▸ What this task involves:
If a line in the listing below includes the word "FLAT", pick it out.

▸ Data:
- Opening Delimiter -

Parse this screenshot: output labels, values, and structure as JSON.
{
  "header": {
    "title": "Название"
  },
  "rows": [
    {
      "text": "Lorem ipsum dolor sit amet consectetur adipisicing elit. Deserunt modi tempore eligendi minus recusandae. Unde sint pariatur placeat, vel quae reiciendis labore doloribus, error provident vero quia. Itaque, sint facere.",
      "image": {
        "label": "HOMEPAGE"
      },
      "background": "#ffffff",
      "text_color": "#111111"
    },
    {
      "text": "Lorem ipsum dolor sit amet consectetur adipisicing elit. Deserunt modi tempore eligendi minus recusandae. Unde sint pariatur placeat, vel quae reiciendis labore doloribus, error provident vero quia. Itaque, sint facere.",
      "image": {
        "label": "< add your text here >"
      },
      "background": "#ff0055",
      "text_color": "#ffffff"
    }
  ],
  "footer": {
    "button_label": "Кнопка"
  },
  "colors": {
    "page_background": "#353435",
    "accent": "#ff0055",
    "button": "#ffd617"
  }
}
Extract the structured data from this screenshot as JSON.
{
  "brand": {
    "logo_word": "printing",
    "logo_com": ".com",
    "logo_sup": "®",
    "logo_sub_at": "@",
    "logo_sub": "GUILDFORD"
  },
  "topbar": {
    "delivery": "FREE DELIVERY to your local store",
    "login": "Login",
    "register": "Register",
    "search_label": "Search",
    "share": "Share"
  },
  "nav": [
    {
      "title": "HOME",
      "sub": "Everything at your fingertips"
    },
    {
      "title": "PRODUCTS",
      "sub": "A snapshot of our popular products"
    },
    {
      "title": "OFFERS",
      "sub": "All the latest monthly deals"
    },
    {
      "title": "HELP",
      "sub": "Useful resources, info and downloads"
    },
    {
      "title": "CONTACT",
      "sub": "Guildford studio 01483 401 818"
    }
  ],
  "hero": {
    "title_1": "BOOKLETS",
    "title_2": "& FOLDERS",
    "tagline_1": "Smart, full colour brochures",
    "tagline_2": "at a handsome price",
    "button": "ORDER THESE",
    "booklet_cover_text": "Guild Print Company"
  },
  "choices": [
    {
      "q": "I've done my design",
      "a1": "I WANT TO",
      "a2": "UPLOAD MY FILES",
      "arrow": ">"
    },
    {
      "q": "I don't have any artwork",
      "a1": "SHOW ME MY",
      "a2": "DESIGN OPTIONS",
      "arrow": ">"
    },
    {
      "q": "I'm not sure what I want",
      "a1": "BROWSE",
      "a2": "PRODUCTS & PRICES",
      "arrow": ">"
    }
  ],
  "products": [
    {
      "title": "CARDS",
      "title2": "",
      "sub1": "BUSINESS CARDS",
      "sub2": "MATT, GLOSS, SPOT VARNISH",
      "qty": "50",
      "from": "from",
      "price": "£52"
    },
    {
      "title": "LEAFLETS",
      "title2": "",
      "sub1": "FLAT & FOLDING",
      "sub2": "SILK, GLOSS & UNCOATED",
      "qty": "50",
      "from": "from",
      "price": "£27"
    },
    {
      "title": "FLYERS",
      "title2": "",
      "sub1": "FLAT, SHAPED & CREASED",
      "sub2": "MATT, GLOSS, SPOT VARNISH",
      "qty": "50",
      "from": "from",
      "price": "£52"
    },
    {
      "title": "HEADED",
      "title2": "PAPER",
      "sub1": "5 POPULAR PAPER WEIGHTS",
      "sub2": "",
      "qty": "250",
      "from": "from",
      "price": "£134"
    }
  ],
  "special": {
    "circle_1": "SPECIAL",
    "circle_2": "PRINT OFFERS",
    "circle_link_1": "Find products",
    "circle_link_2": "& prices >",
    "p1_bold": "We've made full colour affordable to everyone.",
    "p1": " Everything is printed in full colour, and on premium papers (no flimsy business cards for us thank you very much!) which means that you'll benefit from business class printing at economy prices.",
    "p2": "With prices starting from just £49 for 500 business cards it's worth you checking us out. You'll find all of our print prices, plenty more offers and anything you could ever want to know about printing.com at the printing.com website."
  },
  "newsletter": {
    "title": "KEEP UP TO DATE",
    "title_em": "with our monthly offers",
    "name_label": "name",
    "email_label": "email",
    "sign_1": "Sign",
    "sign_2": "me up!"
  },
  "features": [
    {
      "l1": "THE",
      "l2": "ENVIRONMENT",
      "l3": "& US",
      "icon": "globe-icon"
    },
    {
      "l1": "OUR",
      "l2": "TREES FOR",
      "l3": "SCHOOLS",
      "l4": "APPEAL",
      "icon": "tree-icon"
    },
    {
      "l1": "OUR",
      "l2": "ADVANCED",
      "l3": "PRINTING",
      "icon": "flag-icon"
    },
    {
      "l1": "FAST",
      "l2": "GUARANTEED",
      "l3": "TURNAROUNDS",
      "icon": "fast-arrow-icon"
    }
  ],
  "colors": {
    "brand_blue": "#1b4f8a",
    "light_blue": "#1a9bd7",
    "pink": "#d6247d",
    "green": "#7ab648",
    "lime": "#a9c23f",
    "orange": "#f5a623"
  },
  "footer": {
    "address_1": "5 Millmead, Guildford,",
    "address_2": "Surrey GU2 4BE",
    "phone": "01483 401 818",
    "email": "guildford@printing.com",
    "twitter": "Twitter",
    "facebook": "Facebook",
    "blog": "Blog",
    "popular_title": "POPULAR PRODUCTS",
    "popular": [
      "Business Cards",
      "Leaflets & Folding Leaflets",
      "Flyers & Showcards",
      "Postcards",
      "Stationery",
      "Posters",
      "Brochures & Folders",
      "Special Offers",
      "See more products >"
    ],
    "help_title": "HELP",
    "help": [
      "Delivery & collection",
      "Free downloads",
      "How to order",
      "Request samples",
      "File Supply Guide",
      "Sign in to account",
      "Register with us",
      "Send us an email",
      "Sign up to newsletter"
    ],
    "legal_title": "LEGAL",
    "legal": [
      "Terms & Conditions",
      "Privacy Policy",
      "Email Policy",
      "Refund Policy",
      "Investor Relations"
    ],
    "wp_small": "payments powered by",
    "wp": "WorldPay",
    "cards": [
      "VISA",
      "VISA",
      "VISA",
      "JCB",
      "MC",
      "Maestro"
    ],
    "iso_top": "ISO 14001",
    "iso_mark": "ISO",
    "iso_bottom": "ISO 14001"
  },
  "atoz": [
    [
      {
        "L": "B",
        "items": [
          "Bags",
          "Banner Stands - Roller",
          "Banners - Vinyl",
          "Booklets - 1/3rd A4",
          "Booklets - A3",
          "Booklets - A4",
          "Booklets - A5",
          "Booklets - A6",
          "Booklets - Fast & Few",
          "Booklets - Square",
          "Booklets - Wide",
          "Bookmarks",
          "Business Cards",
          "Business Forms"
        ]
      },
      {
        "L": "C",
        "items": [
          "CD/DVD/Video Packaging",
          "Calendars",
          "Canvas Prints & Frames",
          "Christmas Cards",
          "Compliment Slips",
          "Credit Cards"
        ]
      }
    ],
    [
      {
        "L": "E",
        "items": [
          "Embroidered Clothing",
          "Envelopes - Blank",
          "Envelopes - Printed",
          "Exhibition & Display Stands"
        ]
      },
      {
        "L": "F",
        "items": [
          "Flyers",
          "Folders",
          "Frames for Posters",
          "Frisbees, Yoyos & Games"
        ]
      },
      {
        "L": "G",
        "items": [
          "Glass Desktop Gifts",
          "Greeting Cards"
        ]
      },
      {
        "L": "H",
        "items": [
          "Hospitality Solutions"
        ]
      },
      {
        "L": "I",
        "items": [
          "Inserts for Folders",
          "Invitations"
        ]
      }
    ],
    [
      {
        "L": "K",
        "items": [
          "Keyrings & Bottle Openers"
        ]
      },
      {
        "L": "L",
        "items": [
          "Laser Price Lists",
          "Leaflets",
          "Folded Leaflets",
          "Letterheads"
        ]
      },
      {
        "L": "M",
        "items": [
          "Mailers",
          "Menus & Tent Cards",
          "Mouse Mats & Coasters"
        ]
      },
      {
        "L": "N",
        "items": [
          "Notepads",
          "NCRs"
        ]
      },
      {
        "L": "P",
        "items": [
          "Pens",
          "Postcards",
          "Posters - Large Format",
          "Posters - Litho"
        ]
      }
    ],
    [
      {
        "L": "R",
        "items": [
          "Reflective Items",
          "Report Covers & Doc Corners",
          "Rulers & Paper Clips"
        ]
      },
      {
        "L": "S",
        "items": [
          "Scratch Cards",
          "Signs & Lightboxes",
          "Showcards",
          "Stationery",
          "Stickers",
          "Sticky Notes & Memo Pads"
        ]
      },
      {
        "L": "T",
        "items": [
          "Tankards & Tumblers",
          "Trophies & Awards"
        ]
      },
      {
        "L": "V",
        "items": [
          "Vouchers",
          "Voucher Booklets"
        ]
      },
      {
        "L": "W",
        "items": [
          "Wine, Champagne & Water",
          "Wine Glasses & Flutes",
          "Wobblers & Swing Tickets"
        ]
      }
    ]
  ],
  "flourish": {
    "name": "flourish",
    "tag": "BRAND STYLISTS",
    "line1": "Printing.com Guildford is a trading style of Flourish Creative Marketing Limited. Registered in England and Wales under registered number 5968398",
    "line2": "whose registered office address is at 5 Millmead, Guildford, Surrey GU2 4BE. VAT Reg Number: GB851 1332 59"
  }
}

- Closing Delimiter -

▸ Solution to this problem:
      "sub1": "FLAT & FOLDING",
      "sub1": "FLAT, SHAPED & CREASED",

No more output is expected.